Nicola Sturgeon received a golden goodbye of more than £64,000 of taxpayers' money after she resigned as first minister, the Scottish Parliament has confirmed.

Holyrood said the cash was paid automatically as a “resettlement grant” in accordance with legislation.

The Scottish Tories said the pay-out, the first £30,000 of which was tax free, would “stick in the craw of hard-pressed Scots”.

Ms Sturgeon announced she was quitting as First Minister and SNP leader on February 15 last year and formally demitted office on March 28 after Humza Yousaf replaced her.

Under the Scottish Parliamentary Pension Act of 2009, she was entitled to two-thirds of the additional salary due to her as first minister.

This was based on her eight years in post and was paid within 90 days of her leaving office.

In theory, such payments are given to former ministers and MSPs who lose or resign at elections to help them adjust to the drop in their salary.

However Ms Sturgeon has not been obviously short of money since leaving office.

As well as her basic pay of £67,662 as the MSP for Glasgow Southside, she also signed a deal for her memoirs worth a reported £300,000, for which she has already been paid an instalment of £75,000.

She has set up her own company to handle the income from her non-MSP work.

Her resettlement grant was first reported today in the Scottish Daily Mail, which quoted the response to a freedom of information request to the Scottish Parliament.

It said: “We can confirm a resettlement grant of £64,378 was paid to Nicola Sturgeon MSP in 2023.”

Scottish Tory deputy Meghan Gallacher said: “This significant payout will stick in the craw of hard-pressed Scots.

“They have witnessed Nicola Sturgeon’s reputation and legacy reduced to tatters since she left Bute House. She was even arrested before the three-month hiatus before she could receive this pay-off had passed.

“The damning revelations that were exposed at the Covid inquiry showed how the former First Minister betrayed bereaved families and was at the heart of an orchestrated cover-up into her government’s actions during the pandemic.

“While this payment is within the rules, Nicola Sturgeon has lost all credibility and many of the public – who are also feeling the effects of her failures to focus on Scotland’s real priorities during her time in office – will find this news hard to stomach.
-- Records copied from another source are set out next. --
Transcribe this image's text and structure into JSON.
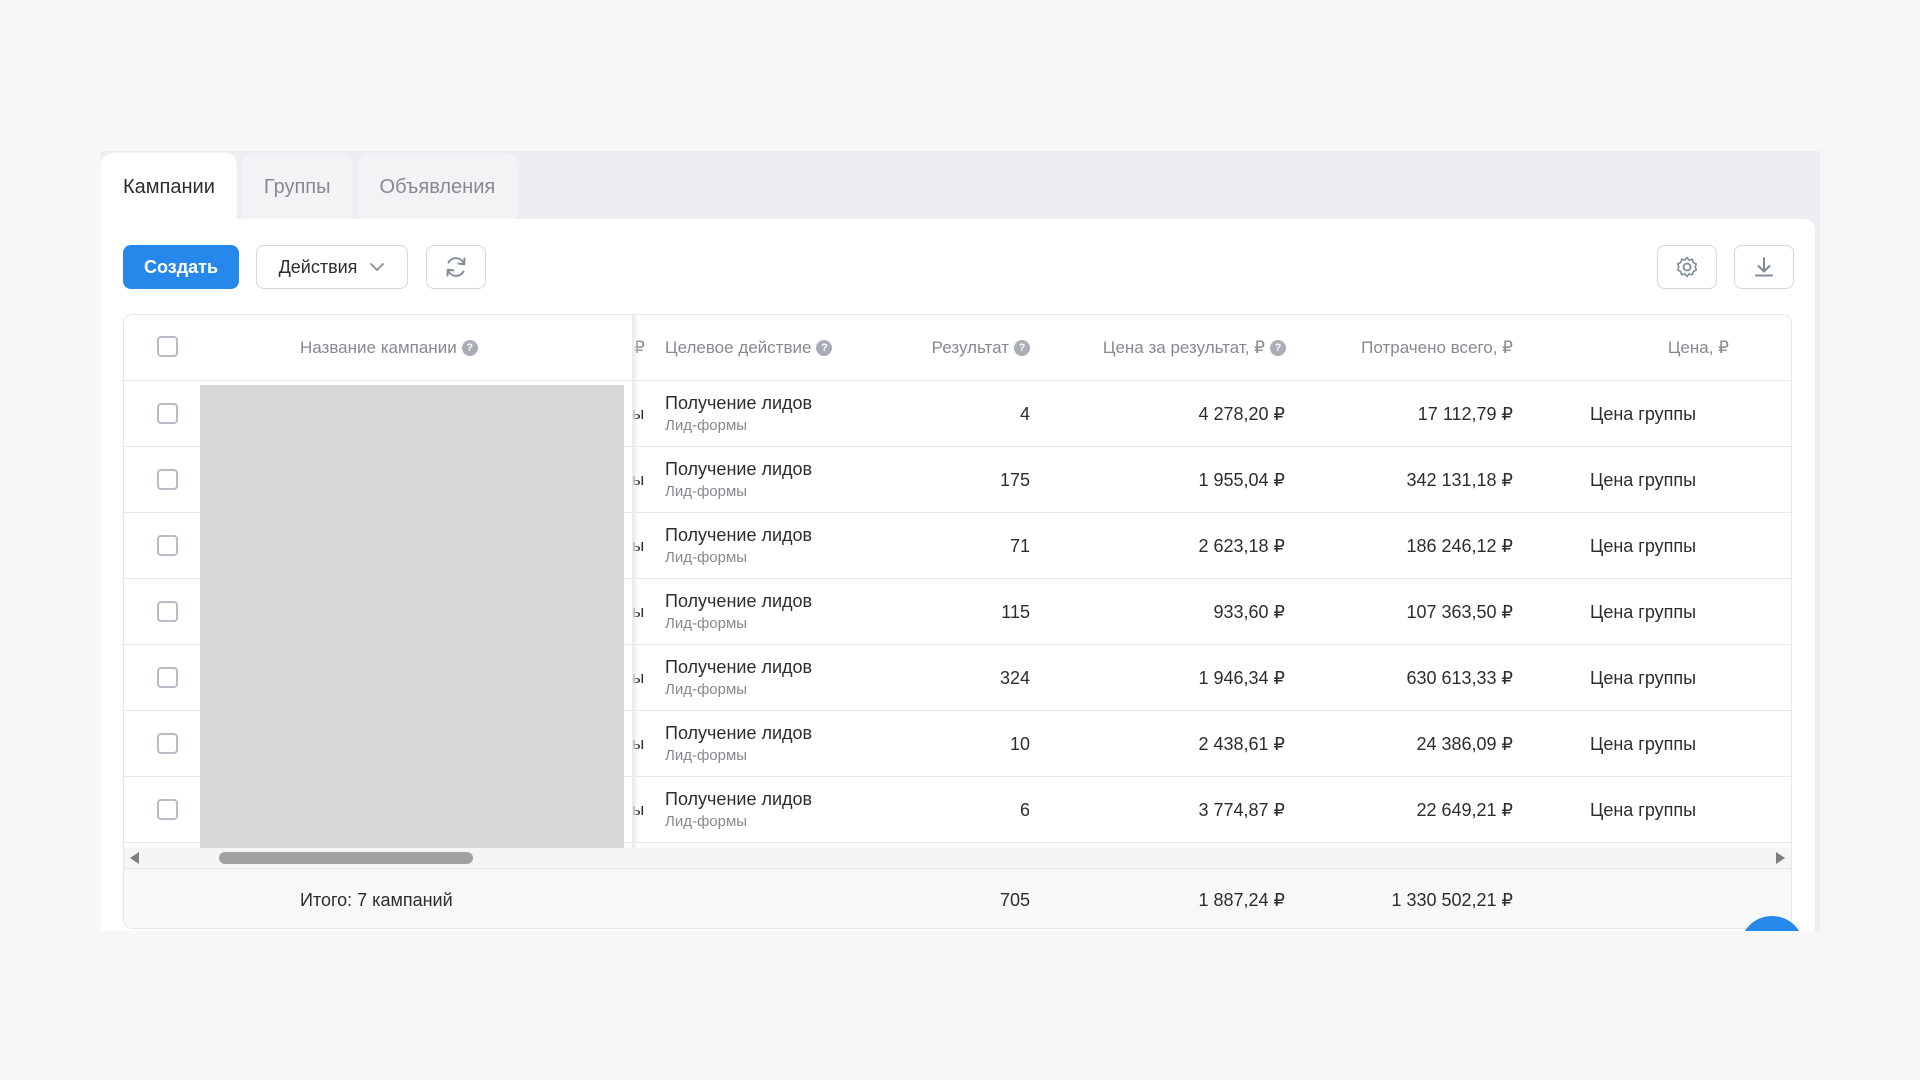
{
  "tabs": [
    {
      "label": "Кампании",
      "active": true
    },
    {
      "label": "Группы",
      "active": false
    },
    {
      "label": "Объявления",
      "active": false
    }
  ],
  "toolbar": {
    "create_label": "Создать",
    "actions_label": "Действия"
  },
  "table": {
    "headers": {
      "name": "Название кампании",
      "cut": "₽",
      "target": "Целевое действие",
      "result": "Результат",
      "price_per_result": "Цена за результат, ₽",
      "spent_total": "Потрачено всего, ₽",
      "price": "Цена, ₽"
    },
    "rows": [
      {
        "cut": "ы",
        "target": "Получение лидов",
        "target_sub": "Лид-формы",
        "result": "4",
        "price_per_result": "4 278,20 ₽",
        "spent_total": "17 112,79 ₽",
        "price": "Цена группы"
      },
      {
        "cut": "ы",
        "target": "Получение лидов",
        "target_sub": "Лид-формы",
        "result": "175",
        "price_per_result": "1 955,04 ₽",
        "spent_total": "342 131,18 ₽",
        "price": "Цена группы"
      },
      {
        "cut": "ы",
        "target": "Получение лидов",
        "target_sub": "Лид-формы",
        "result": "71",
        "price_per_result": "2 623,18 ₽",
        "spent_total": "186 246,12 ₽",
        "price": "Цена группы"
      },
      {
        "cut": "ы",
        "target": "Получение лидов",
        "target_sub": "Лид-формы",
        "result": "115",
        "price_per_result": "933,60 ₽",
        "spent_total": "107 363,50 ₽",
        "price": "Цена группы"
      },
      {
        "cut": "ы",
        "target": "Получение лидов",
        "target_sub": "Лид-формы",
        "result": "324",
        "price_per_result": "1 946,34 ₽",
        "spent_total": "630 613,33 ₽",
        "price": "Цена группы"
      },
      {
        "cut": "ы",
        "target": "Получение лидов",
        "target_sub": "Лид-формы",
        "result": "10",
        "price_per_result": "2 438,61 ₽",
        "spent_total": "24 386,09 ₽",
        "price": "Цена группы"
      },
      {
        "cut": "ы",
        "target": "Получение лидов",
        "target_sub": "Лид-формы",
        "result": "6",
        "price_per_result": "3 774,87 ₽",
        "spent_total": "22 649,21 ₽",
        "price": "Цена группы"
      }
    ],
    "footer": {
      "label": "Итого: 7 кампаний",
      "result": "705",
      "price_per_result": "1 887,24 ₽",
      "spent_total": "1 330 502,21 ₽"
    }
  },
  "colors": {
    "accent": "#2688eb",
    "text": "#2c2d2e",
    "muted": "#87898f",
    "redacted": "#d8d8d8"
  },
  "icons": {
    "refresh": "refresh-icon",
    "settings": "gear-icon",
    "download": "download-icon",
    "help": "question-icon",
    "dropdown": "chevron-down-icon"
  }
}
"Nicola Sturgeon's record as First Minister is dire in virtually every policy area, so this payoff looks like a reward for failure."

A Scottish Parliament spokesman said: "The grant payable to First Ministers on leaving office is set out in the Scottish Parliamentary Pensions Act 2009."

Ms Sturgeon's spokesperson declined to comment.